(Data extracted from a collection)
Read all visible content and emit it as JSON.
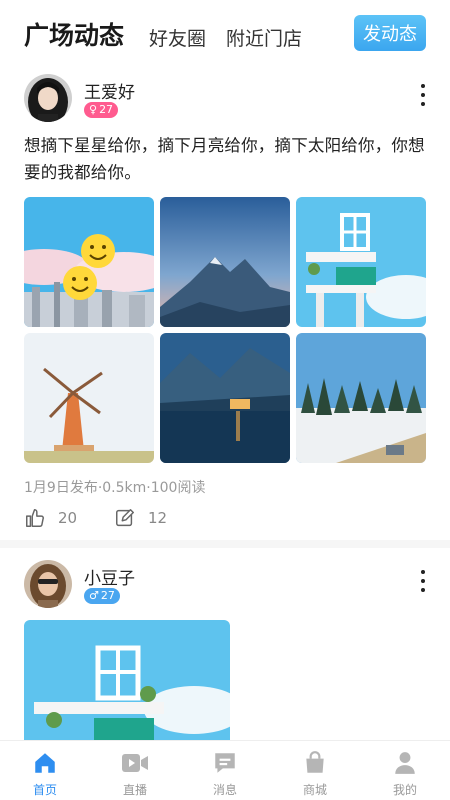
{
  "header": {
    "title": "广场动态",
    "tabs": [
      "好友圈",
      "附近门店"
    ],
    "post_button": "发动态"
  },
  "posts": [
    {
      "user": "王爱好",
      "gender": "female",
      "gender_symbol": "♀",
      "age": "27",
      "text": "想摘下星星给你，摘下月亮给你，摘下太阳给你，你想要的我都给你。",
      "images": [
        "balloons-city-photo",
        "mountain-dusk-photo",
        "white-staircase-photo",
        "windmill-photo",
        "lake-town-night-photo",
        "snowy-forest-photo"
      ],
      "meta": "1月9日发布·0.5km·100阅读",
      "likes": "20",
      "comments": "12"
    },
    {
      "user": "小豆子",
      "gender": "male",
      "gender_symbol": "♂",
      "age": "27",
      "images": [
        "white-staircase-photo"
      ]
    }
  ],
  "nav": [
    {
      "label": "首页",
      "icon": "home-icon",
      "active": true
    },
    {
      "label": "直播",
      "icon": "video-icon",
      "active": false
    },
    {
      "label": "消息",
      "icon": "message-icon",
      "active": false
    },
    {
      "label": "商城",
      "icon": "shopping-bag-icon",
      "active": false
    },
    {
      "label": "我的",
      "icon": "profile-icon",
      "active": false
    }
  ],
  "colors": {
    "accent": "#2e8ef0",
    "post_button": "#4ab0f3",
    "female_badge": "#ff5b8f",
    "male_badge": "#4aa6f0"
  }
}
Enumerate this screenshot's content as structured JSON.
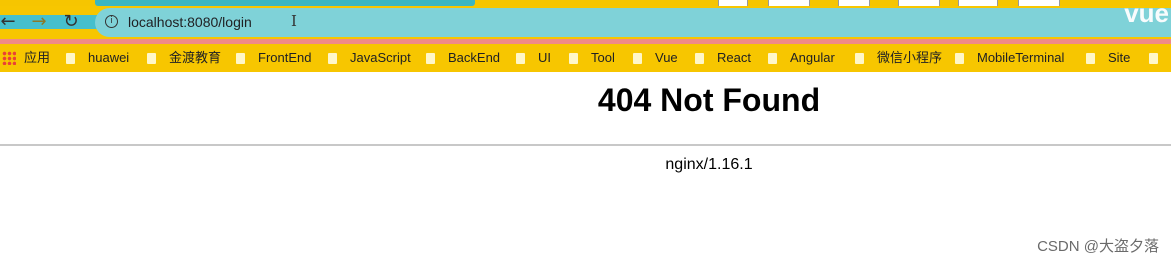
{
  "browser": {
    "address_bar": {
      "url": "localhost:8080/login"
    },
    "corner_logo": "vue",
    "bookmarks": [
      {
        "label": "应用",
        "type": "apps"
      },
      {
        "label": "huawei",
        "type": "folder"
      },
      {
        "label": "金渡教育",
        "type": "folder"
      },
      {
        "label": "FrontEnd",
        "type": "folder"
      },
      {
        "label": "JavaScript",
        "type": "folder"
      },
      {
        "label": "BackEnd",
        "type": "folder"
      },
      {
        "label": "UI",
        "type": "folder"
      },
      {
        "label": "Tool",
        "type": "folder"
      },
      {
        "label": "Vue",
        "type": "folder"
      },
      {
        "label": "React",
        "type": "folder"
      },
      {
        "label": "Angular",
        "type": "folder"
      },
      {
        "label": "微信小程序",
        "type": "folder"
      },
      {
        "label": "MobileTerminal",
        "type": "folder"
      },
      {
        "label": "Site",
        "type": "folder"
      }
    ]
  },
  "page": {
    "title": "404 Not Found",
    "server": "nginx/1.16.1"
  },
  "watermark": "CSDN @大盗夕落",
  "colors": {
    "toolbar": "#f7c600",
    "omnibox": "#7fd2d8",
    "accent_strip": "#f08b87"
  }
}
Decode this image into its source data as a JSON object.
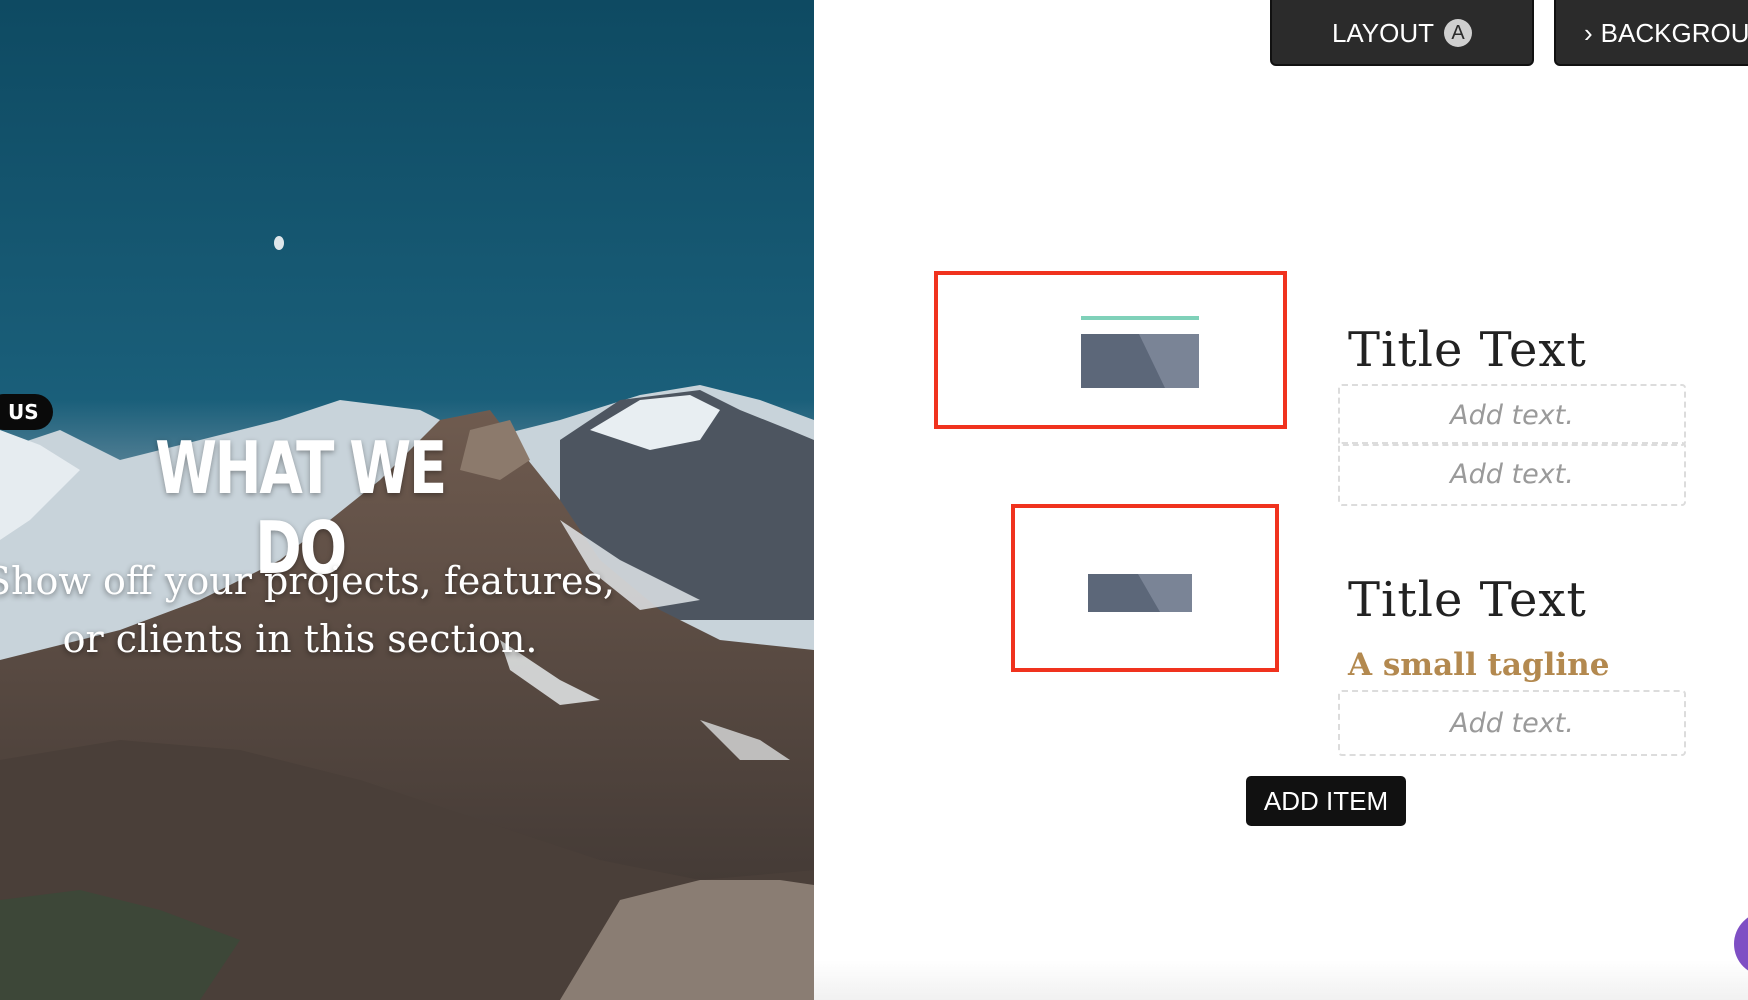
{
  "hero": {
    "badge": "US",
    "title": "WHAT WE DO",
    "subtitle": "Show off your projects, features, or clients in this section."
  },
  "toolbar": {
    "layout_label": "LAYOUT",
    "layout_badge": "A",
    "background_label": "BACKGROU"
  },
  "items": [
    {
      "title": "Title Text",
      "text_fields": [
        "Add text.",
        "Add text."
      ]
    },
    {
      "title": "Title Text",
      "tagline": "A small tagline",
      "text_fields": [
        "Add text."
      ]
    }
  ],
  "add_item_label": "ADD ITEM",
  "colors": {
    "highlight_border": "#f0321e",
    "tagline": "#b3894f",
    "accent_line": "#7fd1b9",
    "placeholder_image": "#5c6779",
    "fab": "#7e4fc4"
  }
}
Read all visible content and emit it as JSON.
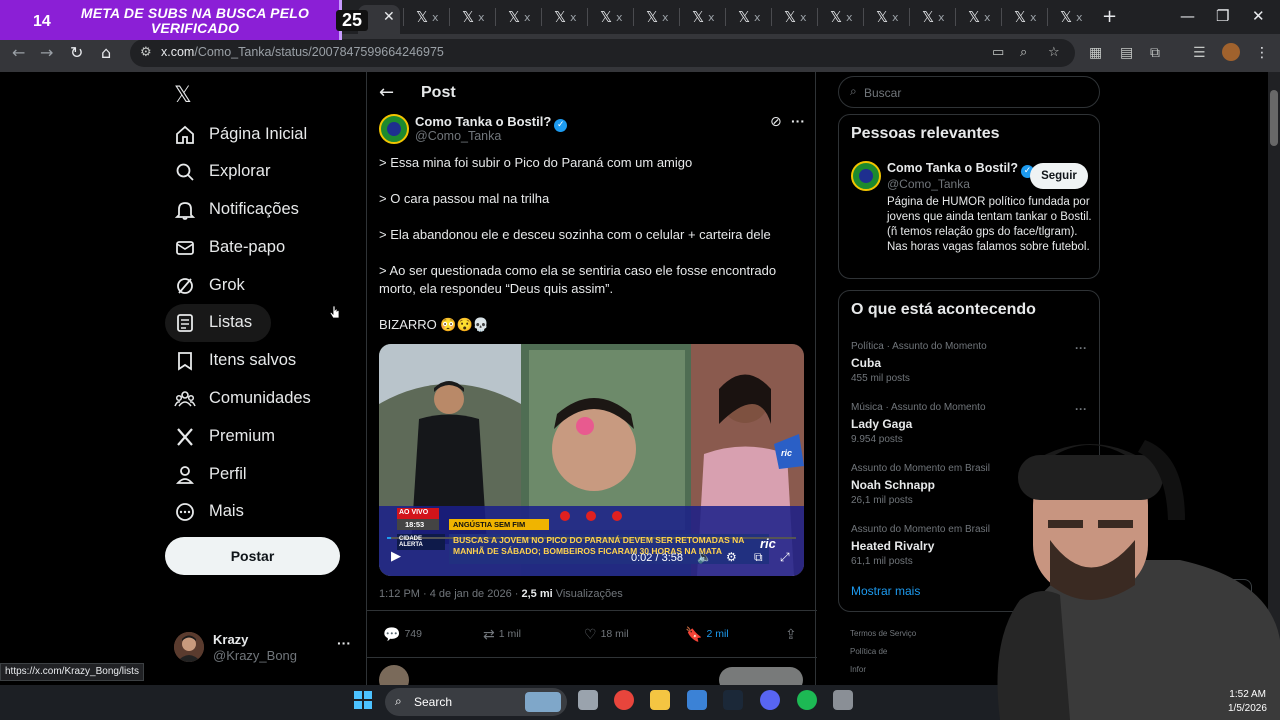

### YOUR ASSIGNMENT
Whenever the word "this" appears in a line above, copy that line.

### TASK SOLUTION
Enumerate this screenshot's content as structured JSON.
Decode this image into its source data as a JSON object.
    "subtitle": "Show off your projects, features, or clients in this section."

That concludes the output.